Every so often you see something – some small fact – that nails shut a belief that you’ve held for a while and turns it into something solid you can truly take a stand on.
I have claimed for some time – along with many others – that the cultural gap between the media class and our military class was too large, and that the media persist in their devaluing of the military because of this gap.
Via local journalism blog LA Observed, I was brought to a series of tweets by New Yorker staff writer Dan Baum, describing his firing from his staff consulting writer gig there – but also describing how he’d been hired.
Still, the New Yorker is the New Yorker, and my next question to John was, “What can I do next?”
As any writer knows, editors almost never suggest stories. Generating story ideas is the real work; researching and
Writing them is the easy part. In one of our conversations, though, John let drop a real jewel:
“We have this sense that we should be paying more attention to the military,” he said. (This was now early 2003,
as the country was getting ready for war in Iraq. “Thing is, nobody here cares about the military, and nobody here
knows anything about the military.” Well, I certainly didn’t know anything about the military but I did find it
interesting, so I piped up, “I can do that!” I wasn’t worried about my lack of experience or knowledge in the field
of arms.
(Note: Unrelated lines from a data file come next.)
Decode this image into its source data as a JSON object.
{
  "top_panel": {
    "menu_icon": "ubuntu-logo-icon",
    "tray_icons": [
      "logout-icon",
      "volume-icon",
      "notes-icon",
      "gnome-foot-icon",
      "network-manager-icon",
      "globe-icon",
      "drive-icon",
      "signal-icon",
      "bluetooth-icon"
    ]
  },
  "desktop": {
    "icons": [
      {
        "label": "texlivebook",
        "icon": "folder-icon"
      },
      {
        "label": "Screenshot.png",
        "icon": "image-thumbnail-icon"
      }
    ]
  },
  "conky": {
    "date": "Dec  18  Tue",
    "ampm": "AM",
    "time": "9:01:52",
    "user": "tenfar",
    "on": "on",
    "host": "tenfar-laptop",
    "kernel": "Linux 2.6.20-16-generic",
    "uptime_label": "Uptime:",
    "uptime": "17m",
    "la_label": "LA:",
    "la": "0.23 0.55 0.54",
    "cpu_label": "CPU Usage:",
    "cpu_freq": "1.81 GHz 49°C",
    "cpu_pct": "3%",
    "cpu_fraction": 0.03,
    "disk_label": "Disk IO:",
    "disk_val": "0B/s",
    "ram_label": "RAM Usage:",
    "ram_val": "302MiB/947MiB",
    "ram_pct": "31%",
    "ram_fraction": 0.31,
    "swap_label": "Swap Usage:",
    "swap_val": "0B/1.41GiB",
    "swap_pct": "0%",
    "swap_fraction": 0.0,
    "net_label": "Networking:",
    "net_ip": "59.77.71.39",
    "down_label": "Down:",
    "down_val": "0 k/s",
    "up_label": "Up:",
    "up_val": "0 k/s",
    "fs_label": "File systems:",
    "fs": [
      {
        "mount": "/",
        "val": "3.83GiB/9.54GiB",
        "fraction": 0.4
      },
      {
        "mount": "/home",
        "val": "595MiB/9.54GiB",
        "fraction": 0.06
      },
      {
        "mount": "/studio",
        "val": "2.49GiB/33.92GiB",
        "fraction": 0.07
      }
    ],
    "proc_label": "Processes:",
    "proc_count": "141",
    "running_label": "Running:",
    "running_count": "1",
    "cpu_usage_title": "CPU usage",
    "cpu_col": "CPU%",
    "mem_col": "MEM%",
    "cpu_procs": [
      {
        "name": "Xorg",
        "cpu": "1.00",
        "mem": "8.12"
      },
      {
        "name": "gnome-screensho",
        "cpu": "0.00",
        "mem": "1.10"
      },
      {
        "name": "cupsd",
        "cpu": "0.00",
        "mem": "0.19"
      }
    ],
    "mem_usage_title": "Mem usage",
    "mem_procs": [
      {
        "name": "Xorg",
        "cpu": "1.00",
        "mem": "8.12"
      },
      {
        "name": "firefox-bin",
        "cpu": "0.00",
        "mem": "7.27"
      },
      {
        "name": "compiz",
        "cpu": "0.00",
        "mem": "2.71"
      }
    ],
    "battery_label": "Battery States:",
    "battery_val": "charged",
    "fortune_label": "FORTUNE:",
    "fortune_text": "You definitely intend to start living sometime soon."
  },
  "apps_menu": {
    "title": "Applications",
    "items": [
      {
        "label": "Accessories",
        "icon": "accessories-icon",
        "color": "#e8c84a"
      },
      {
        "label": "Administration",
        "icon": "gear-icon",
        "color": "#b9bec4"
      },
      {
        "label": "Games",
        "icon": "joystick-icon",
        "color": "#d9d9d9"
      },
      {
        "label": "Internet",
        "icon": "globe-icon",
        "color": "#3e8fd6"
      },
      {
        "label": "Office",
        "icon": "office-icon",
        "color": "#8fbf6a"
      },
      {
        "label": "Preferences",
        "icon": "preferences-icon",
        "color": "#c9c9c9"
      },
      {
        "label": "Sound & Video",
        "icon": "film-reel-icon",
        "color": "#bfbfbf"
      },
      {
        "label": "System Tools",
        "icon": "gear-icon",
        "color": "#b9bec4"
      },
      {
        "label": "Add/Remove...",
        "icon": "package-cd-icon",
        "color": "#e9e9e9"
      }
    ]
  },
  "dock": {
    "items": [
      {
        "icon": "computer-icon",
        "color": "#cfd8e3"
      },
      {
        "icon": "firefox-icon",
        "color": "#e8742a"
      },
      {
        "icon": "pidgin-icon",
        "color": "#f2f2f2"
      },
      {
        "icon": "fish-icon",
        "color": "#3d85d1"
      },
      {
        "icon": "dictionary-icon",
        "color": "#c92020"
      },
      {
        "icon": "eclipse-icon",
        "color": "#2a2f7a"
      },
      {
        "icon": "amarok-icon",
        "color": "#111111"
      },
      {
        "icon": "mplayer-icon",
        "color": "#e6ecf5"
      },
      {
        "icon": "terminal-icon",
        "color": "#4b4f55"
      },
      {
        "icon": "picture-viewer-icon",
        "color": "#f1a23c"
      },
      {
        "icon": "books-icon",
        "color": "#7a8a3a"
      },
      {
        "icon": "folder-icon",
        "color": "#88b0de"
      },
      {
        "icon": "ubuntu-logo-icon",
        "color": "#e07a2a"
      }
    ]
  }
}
Tom Wolfe is right, I think, when admonishes young writers to ignore the old advice about “writing what
you know,” and instead write about what you don’t know. If you have to learn about something from scratch, he
argues, you don’t bring any lazy preconceptions. John said I was welcome to give it a try. “Think about trying a
process story,” he said, using a term I’d never heard. “It’s a New Yorker standard,” he went on. “You simply
deconstruct a process for the reader. John McPhee was the master. It makes for a simple structure.”
By that time the improvised explosive device was the weapon of choice in Iraq, and limb loss was the signature
Wound of the Iraq war. So I followed one soldier from the moment he left his job at Wal-Mart in rural Wisconsin
To join the Army to the day he returned to speak to his high school without his leg. John Bennet gave me another
Great piece of New Yorker advice: “This is the New Yorker, so you can use any narrative structure you like,” he said.
“Just know that when I get it, I’m going to take it apart and make it all chronological.” Telling a story in strict
chronological order turned out to be a fabulous discipline. It made the story easy to write, and may be why New
Yorker stories are so easy to read. Of course, the magazine does run everything through the deflavorizer, following
Samuel Johnson’s immortal advice: “Read what you have written, and when you come across a passage you think
Is particularly fine, strike it out.”
My wounded-soldier story ran as “The Casualty” and can be found here:
Next I pitched a story about what killing does to soldiers, psychologically, and how the Army is ill-equipped to deal
With the damage that killing does. That proposal can be read here:
That piece, “The Price of Valor,” won the Medill School of Journalism’s 2004 John Bartlow Martin Award, and can be read here:
Now I was three stories in to the New Yorker, but I wasn’t about to let die my relationships with other magazines.
I’ll poke around in his proposal and other documents a bit and suggest that you do as well. It’s a very rare chance to lift the hood on modern high-end journalism.